In several contexts, an employee who blows the whistle on certain improprieties or unlawful conduct is afforded legal protection from retaliation. Under Sarbanes-Oxley, for example, a public company cannot retaliate against an employee who blows the whistle on corporate fraud. Similarly, Dodd-Frank protects employees who blow the whistle on securities fraud to the SEC from retaliation.
But with many reports being made anonymously, the situation can easily arise in which the company mistakenly believes a specific employee is the whistleblower when, in fact, she is not.
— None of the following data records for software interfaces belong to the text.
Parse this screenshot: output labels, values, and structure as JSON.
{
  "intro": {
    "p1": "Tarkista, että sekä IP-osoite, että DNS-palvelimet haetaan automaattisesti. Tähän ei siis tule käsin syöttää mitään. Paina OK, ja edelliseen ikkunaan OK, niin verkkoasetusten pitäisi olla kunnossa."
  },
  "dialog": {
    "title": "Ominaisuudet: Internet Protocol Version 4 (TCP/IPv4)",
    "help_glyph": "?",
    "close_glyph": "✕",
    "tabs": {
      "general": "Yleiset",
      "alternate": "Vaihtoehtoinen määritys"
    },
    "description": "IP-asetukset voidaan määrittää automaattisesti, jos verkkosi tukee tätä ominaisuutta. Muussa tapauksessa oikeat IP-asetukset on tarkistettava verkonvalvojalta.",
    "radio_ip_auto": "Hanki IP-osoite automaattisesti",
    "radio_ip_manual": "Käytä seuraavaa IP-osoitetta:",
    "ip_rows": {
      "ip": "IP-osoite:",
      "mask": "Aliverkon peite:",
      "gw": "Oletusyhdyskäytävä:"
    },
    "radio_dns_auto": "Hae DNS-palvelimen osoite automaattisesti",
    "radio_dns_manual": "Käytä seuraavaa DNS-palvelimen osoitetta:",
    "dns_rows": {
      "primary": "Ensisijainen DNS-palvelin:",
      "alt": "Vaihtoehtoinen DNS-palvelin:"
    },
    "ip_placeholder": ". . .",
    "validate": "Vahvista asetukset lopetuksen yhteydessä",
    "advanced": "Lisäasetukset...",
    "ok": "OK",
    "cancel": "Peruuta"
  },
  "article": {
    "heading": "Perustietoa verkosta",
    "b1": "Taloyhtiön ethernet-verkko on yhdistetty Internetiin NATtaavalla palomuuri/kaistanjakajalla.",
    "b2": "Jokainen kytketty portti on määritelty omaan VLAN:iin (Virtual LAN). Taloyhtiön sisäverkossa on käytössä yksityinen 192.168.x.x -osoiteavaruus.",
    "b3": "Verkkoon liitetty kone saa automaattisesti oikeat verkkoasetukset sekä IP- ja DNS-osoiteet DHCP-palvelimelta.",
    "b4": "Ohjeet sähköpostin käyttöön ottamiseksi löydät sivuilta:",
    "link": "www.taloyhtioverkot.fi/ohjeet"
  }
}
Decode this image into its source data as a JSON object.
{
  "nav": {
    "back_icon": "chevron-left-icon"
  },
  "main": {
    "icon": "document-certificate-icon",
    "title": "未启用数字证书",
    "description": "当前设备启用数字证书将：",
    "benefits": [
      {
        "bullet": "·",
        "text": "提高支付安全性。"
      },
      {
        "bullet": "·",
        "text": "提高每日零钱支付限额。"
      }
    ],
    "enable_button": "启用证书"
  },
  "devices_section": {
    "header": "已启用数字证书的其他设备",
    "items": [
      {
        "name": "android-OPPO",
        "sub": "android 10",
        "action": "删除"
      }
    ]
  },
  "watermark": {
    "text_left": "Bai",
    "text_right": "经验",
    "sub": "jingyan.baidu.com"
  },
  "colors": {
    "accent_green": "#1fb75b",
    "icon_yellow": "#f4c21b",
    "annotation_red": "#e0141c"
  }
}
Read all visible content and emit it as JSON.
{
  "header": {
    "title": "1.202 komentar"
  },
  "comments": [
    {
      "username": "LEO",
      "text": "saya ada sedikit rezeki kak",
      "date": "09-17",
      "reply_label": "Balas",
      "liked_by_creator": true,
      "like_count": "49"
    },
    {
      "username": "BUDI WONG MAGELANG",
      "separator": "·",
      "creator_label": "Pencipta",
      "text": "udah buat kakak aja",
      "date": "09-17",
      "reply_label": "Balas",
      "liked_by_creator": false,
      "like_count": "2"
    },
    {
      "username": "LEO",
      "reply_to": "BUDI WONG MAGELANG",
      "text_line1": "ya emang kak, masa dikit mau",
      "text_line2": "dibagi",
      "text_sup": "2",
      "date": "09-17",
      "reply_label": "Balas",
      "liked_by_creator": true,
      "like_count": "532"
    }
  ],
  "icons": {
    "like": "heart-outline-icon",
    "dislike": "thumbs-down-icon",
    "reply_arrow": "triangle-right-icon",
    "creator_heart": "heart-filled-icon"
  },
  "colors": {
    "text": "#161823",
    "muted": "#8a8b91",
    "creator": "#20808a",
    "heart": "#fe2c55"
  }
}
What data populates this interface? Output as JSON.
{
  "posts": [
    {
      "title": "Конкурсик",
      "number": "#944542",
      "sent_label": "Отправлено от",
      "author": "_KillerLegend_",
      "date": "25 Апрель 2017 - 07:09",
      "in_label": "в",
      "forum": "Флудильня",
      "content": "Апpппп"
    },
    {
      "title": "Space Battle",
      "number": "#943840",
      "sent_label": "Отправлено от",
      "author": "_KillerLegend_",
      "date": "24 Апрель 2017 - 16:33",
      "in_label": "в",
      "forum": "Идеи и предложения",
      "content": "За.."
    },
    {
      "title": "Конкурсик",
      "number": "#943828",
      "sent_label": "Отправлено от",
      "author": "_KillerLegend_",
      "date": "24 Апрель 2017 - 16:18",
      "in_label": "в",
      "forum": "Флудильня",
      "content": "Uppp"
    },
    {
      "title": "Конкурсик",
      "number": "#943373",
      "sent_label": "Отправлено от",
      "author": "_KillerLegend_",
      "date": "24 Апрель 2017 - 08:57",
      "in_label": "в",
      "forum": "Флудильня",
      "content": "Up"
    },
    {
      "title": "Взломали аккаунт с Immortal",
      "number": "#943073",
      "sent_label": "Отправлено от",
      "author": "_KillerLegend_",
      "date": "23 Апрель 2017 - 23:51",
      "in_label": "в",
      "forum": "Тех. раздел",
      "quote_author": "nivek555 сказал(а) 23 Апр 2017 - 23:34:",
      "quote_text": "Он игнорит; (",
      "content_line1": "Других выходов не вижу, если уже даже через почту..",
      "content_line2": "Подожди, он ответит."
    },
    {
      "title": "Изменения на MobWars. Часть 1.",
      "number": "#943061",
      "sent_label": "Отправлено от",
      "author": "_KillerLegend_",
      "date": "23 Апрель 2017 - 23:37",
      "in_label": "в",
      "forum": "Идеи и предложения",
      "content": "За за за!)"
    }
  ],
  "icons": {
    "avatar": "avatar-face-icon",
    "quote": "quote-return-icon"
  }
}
If the company, based on that mistaken belief, takes adverse employment action against that employee, is it subject to liability for that “retaliation”?
The answer, at least in part, will necessarily depend on the jurisdiction. Although a strict application of the whistleblower laws in question may not entitle the employee to protection (e.g., an employee who makes no report cannot invoke Dodd-Frank), the employer may still be subject to liability under a common law cause of action. Indeed, an appellate court in California recently arrived at precisely that result.
In Diego v. Pilgrim United Church, an employee anonymously reported potential violations of state law pertaining to child day cares to the California Department of Social Services. Diego’s supervisor subsequently asked her questions and made comments demonstrating her belief that Diego was the whistleblower. She was not. Nonetheless, Diego was thereafter terminated. She filed suit alleging her termination was in retaliation for her supervisor’s belief that she blew the whistle.
The trial court dismissed the lawsuit, ruling that Diego had not demonstrated an important public policy was at issue in her termination because she never actually blew the whistle. The appellate court, however, reversed, reasoning that terminating perceived whistleblowers could discourage others from actually blowing the whistle.
From the employer’s perspective, it remains important to tread carefully when it becomes aware of a report. Terminating – or taking other adverse employment action – the whistleblower or perceived whistleblower is rarely the optimal response. And employees should remain cognizant that they may be able to invoke certain protection under whistleblower laws or, perhaps, by wrongful discharge litigation.
Diego v. Pilgrim United Church of Christ, 2014 WL 6602601 (Nov. 21, 2014)